THE INPUT below:

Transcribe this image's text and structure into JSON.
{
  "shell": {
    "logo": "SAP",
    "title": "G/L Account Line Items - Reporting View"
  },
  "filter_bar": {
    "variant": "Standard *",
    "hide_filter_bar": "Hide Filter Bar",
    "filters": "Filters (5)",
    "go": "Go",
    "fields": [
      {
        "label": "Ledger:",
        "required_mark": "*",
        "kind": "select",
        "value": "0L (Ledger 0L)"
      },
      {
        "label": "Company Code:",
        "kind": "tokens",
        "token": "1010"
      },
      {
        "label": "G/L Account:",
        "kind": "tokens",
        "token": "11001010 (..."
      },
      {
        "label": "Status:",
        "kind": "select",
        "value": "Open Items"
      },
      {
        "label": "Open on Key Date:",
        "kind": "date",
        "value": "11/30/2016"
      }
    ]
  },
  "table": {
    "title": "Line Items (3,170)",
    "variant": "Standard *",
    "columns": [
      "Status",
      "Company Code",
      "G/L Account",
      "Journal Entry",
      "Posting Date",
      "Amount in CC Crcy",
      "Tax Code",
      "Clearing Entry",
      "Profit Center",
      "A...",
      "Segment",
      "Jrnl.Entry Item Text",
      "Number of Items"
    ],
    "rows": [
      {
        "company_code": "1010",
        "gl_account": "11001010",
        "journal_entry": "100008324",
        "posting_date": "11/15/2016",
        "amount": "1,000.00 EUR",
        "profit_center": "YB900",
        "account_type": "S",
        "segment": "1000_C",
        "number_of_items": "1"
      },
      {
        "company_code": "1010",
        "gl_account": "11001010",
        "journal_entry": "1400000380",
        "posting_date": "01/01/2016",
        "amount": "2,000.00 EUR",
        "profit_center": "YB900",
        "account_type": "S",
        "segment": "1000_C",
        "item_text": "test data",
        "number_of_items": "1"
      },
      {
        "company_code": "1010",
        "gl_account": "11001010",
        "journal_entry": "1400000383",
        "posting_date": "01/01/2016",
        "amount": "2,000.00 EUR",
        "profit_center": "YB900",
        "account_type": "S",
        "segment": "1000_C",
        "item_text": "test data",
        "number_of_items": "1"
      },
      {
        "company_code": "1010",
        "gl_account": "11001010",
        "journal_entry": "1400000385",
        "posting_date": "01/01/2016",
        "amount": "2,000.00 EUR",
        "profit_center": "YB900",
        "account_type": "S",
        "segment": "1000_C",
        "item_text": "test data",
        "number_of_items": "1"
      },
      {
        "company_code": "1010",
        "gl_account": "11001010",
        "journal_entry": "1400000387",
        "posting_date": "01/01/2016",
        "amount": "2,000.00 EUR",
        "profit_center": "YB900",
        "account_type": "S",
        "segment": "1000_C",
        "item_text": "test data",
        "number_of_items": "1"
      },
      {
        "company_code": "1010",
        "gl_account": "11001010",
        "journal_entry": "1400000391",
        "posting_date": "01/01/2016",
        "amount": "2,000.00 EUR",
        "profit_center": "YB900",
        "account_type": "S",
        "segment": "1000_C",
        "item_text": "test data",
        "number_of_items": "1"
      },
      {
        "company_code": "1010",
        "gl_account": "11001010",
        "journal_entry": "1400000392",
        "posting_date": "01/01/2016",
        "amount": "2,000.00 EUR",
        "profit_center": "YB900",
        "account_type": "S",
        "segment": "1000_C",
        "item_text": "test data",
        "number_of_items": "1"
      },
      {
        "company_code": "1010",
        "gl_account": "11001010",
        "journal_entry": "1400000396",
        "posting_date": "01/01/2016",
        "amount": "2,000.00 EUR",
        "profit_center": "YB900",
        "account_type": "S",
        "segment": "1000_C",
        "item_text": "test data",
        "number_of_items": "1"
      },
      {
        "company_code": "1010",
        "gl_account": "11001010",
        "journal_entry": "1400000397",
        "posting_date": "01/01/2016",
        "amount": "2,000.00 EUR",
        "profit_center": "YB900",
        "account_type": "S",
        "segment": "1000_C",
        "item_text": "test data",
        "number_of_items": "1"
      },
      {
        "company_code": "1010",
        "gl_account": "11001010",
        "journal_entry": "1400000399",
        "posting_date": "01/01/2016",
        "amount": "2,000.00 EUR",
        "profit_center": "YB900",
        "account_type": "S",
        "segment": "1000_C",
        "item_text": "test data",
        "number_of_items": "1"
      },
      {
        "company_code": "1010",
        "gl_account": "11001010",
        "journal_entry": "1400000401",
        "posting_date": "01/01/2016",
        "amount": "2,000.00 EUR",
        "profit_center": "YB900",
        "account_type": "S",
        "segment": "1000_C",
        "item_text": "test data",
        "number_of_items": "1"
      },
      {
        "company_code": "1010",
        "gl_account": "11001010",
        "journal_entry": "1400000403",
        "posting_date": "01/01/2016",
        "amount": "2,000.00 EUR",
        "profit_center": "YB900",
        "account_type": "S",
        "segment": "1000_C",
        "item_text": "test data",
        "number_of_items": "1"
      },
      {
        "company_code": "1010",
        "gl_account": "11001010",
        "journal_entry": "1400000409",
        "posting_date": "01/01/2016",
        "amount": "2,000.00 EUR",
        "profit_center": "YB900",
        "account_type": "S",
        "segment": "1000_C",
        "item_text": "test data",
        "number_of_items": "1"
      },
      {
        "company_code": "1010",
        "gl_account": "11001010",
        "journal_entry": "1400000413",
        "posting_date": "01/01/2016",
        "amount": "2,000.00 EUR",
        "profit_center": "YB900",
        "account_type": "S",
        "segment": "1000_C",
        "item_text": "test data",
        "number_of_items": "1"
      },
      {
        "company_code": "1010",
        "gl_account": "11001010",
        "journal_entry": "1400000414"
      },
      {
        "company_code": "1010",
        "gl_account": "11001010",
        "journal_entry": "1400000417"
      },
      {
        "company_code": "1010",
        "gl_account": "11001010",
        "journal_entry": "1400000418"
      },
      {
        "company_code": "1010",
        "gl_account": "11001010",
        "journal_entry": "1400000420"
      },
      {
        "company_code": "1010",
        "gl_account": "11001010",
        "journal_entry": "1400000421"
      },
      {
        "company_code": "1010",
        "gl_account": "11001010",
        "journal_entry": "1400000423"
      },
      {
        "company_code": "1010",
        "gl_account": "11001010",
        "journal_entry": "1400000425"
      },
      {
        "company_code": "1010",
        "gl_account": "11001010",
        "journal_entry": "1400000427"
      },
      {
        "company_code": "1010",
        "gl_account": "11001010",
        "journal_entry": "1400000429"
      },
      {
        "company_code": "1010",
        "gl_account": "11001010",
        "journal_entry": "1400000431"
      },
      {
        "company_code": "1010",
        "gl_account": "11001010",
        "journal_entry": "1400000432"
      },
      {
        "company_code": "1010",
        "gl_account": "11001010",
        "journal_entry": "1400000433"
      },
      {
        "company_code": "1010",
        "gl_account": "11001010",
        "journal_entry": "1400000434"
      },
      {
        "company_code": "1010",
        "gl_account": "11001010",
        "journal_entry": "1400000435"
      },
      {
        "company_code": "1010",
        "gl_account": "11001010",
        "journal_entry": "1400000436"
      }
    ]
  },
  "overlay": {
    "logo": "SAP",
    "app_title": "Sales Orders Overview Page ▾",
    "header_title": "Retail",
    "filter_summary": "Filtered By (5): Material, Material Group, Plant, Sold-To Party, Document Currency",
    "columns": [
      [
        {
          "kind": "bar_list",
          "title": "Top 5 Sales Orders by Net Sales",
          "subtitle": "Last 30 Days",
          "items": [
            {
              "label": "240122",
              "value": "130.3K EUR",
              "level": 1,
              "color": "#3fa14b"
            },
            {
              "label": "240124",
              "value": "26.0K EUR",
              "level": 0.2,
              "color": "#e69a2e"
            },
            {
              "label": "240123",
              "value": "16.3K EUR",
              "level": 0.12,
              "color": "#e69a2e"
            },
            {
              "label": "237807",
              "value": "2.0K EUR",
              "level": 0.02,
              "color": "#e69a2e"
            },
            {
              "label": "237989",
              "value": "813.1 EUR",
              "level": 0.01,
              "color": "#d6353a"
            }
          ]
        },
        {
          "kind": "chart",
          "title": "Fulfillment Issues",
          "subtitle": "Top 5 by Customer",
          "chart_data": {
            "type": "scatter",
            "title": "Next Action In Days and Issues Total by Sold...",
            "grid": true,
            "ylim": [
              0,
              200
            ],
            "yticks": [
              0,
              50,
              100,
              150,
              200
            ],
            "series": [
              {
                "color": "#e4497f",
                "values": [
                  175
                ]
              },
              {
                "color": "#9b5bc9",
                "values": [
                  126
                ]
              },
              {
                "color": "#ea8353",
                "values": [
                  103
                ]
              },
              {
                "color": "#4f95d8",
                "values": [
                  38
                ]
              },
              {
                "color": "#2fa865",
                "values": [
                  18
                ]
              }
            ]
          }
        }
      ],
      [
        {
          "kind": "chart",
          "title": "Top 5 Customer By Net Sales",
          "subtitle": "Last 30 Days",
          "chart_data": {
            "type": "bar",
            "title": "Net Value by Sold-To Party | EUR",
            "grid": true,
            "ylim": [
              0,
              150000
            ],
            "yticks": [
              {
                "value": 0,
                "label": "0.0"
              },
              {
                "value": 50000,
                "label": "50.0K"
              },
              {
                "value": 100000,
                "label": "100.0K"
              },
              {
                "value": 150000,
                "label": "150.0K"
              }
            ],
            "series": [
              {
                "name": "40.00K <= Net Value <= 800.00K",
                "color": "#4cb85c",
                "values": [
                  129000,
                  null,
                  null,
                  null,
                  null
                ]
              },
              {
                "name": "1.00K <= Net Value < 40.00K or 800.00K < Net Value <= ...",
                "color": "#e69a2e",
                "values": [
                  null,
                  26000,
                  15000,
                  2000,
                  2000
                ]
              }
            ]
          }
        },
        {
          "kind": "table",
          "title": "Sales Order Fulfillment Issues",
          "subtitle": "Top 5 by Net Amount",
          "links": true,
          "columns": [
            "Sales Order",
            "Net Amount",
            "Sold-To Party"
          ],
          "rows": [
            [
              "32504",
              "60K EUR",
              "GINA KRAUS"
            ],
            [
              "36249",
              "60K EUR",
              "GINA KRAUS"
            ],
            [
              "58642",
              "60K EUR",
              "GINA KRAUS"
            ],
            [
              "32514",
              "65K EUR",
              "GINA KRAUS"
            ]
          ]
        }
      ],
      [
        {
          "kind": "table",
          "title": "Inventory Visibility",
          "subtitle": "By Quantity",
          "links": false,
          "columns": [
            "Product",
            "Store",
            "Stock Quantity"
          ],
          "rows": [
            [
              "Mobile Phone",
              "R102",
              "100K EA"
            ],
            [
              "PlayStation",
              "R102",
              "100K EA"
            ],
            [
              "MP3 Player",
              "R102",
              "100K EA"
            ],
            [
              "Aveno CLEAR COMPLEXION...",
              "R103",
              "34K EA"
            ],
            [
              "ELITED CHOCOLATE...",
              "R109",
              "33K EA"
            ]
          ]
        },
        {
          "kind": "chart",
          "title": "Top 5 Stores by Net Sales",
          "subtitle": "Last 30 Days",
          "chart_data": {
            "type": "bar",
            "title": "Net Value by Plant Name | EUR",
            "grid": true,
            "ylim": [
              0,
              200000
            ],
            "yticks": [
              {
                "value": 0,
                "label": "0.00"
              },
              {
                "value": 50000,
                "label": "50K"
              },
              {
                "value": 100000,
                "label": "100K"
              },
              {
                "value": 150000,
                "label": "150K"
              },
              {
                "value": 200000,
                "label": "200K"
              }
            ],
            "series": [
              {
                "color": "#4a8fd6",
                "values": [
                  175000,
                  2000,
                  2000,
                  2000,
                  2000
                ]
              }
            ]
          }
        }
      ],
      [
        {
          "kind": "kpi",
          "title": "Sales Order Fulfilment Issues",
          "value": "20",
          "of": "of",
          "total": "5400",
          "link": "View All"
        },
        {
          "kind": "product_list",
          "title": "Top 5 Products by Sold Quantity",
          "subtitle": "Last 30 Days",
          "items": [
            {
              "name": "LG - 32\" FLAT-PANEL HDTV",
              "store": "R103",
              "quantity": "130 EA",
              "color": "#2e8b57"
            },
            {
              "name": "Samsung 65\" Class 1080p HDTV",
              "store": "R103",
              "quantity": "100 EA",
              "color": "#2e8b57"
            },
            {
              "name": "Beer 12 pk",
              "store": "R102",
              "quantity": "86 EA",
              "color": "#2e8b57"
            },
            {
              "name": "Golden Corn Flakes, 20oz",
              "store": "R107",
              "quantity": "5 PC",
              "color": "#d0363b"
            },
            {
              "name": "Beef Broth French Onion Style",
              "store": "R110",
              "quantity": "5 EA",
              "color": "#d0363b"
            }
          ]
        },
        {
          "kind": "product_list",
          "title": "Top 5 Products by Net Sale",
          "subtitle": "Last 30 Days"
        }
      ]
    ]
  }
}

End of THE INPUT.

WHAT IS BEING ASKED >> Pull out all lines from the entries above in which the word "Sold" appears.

RESULT OF THIS EXERCISE >>
    "filter_summary": "Filtered By (5): Material, Material Group, Plant, Sold-To Party, Document Currency",
            "title": "Next Action In Days and Issues Total by Sold...",
            "title": "Net Value by Sold-To Party | EUR",
            "Sold-To Party"
          "title": "Top 5 Products by Sold Quantity",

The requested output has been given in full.